In a significant ruling, the Rajasthan High Court has clarified the involvement of victims in bail applications. The Court, comprising Justice Arun Bhansali and Justice Pankaj Bhandari, pronounced that a victim’s presence isn’t mandatory in bail proceedings, except in certain rape cases where the law specifically necessitates the informant’s attendance. This ruling stemmed from a criminal reference addressing the obligatory participation of the complainant or the first informant in bail applications under Sections 437, 438, and 439 of the Code of Criminal Procedure (CrPC).
The High Court’s decision contradicted a Standing Order issued on September 15, requiring the victim’s inclusion as a party-respondent in such proceedings. This order arose from observations made by a Single Judge in a prior case (Nitoo Singh @ Nitu Singh Versus State of Rajasthan) on August 8. However, another single-judge disagreed with this stance and referred the matter to a larger bench for resolution.
During the recent proceedings, lawyers representing the accused and the State contended that involving the victim was unnecessary. Upon examining the relevant provisions of the CrPC governing bail, the Court found no legal obligation to include victims in bail applications, barring specific situations mentioned under the law, particularly in certain rape offenses under Sections 376AB, 376DA, and 376DB of the Indian Penal Code.
The Court emphasized the violation of the accused’s right to liberty guaranteed under Article 21 of the Constitution if they were to remain in custody awaiting victim notices, as mandated by the Standing Order. Additionally, it highlighted the challenges in serving notices to all victims and determining their identities in criminal cases. This would burden the accused and potentially delay their bail applications, contrary to their rights.
Citing the Supreme Court’s stance on victim participation in criminal proceedings, the High Court clarified that while victims deserve to be heard at all stages, their involvement doesn’t replace the State’s role as the prosecuting agency. The bench further emphasized that if the legislature intended the victim’s inclusion in all cases, it would have explicitly stated so in the law.
Section 437, 438, and 439 of the Code of Criminal Procedure (CrPC) are pivotal legal provisions governing bail in India:

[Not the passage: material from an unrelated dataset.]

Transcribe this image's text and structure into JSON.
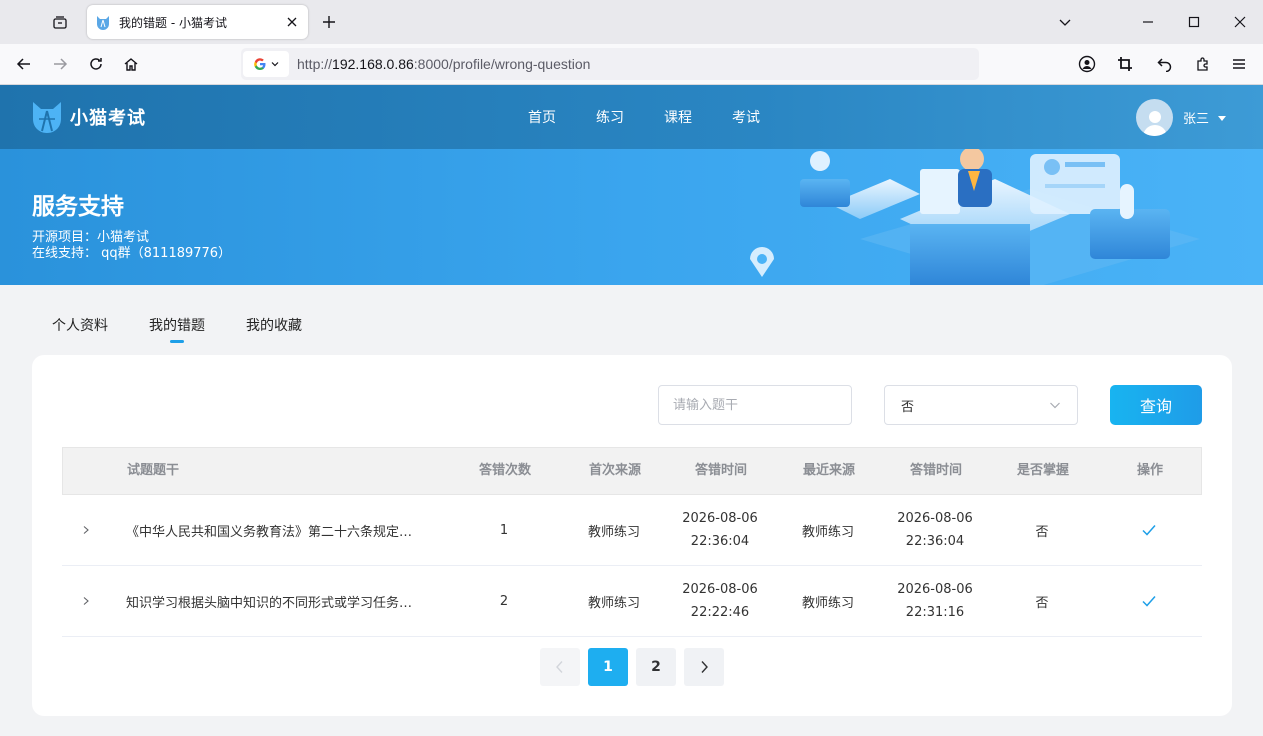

- Section 437 – Bail in non-bailable offenses:
– Enables courts to grant bail in non-bailable offenses based on specific conditions.
– Requires the court to ensure reasonable grounds suggesting the accused’s innocence before granting bail.
– Factors like the gravity of the offense and the possibility of the accused fleeing or tampering with evidence are considered.
- Section 438 – Anticipatory Bail:
– Allows individuals to seek bail in anticipation of arrest in non-bailable offenses.
– Aims to prevent unjust arrest of individuals fearing false implications.
– May include conditions such as cooperation with the investigation.
- Section 439 – Special Powers to Higher Courts:
– Grants High Courts and Sessions Courts special powers regarding bail.
– Allows these higher courts to grant bail in cases where the accused’s bail was denied or in custody.
– Applies to situations like warrantless arrests or appeals against conviction orders.
Highlighting the State’s responsibility to prosecute offenders, the Court underscored the importance of ensuring access to justice, especially for victims whose voices might otherwise go unheard. The Court disagreed with the need for the victim’s mandatory inclusion as a party-respondent in bail applications, clarifying that neither the law nor the previous judicial decision necessitated such participation. The ruling affirmed that while victims have the right to be heard, their inclusion in legal proceedings shouldn’t hinder an accused person’s access to timely jjustice This decision by the Rajasthan High Court has significant implications for the judicial process, balancing the rights of victims and the accused within the framework of the law.